Even though Nasa’s telescope is “still working at a level that surpasses all mission objectives.” The Verge reports that the mission crew will have to rectify the distortion and disruption caused by the impact.
The new next-generation telescope can observe stars and the creation of galaxies when the Big Bang happened. The telescope took two decades to develop and a $10 billion investment. The safe launch of Webb was two years ago on Christmas. And has already reached a distance of one million miles from Earth.
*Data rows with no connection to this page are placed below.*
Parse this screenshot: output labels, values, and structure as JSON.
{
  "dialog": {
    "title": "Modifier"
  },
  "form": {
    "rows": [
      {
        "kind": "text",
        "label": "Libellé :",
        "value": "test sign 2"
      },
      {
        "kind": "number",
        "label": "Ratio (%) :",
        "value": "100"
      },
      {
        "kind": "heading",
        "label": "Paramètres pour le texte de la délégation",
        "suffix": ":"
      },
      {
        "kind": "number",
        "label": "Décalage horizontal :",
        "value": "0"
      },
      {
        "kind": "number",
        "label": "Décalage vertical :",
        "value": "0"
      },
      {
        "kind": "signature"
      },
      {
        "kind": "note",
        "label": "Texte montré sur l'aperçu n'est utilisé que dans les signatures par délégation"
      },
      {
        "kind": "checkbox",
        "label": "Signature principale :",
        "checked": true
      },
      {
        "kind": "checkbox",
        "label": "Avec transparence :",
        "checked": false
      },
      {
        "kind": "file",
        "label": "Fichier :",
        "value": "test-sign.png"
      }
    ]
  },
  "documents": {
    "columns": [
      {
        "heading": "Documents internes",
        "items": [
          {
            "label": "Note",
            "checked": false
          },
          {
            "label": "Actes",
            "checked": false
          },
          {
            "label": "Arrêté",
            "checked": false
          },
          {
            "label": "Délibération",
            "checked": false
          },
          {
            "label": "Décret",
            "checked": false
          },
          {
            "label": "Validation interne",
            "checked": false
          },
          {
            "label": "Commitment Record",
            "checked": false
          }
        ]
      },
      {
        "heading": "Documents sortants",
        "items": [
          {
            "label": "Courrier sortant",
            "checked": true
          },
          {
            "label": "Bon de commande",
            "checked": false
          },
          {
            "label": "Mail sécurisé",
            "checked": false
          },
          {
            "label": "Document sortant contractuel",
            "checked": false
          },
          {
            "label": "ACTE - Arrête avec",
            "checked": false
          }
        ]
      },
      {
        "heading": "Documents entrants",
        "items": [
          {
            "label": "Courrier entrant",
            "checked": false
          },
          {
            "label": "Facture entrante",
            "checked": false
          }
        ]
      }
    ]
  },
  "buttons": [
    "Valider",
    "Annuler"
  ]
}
Four other micrometeoroids also struck the telescope but were significantly smaller in size and did not cause any harm since its launch. The designed gold-coated mirrors of the telescope were to resist minor space debris impacts but not larger ones in nature.
“We always knew that Webb would have to weather the space environment. Which includes harsh ultraviolet light and charged particles from the sun, and cosmic rays from exotic sources in the galaxy. And occasional strikes by micrometeoroids within our solar system,” said Paul Geithner, technical deputy project manager at NASA’s Goddard Space Flight Center.
Engineers are doing everything they can to protect the delicate space telescope from possible collision damage. NASA optimistically stated in a blog post, “Webb’s first-year performance is still substantially beyond expectations. And the observatory is fully capable of completing the science Webb planned to achieve.”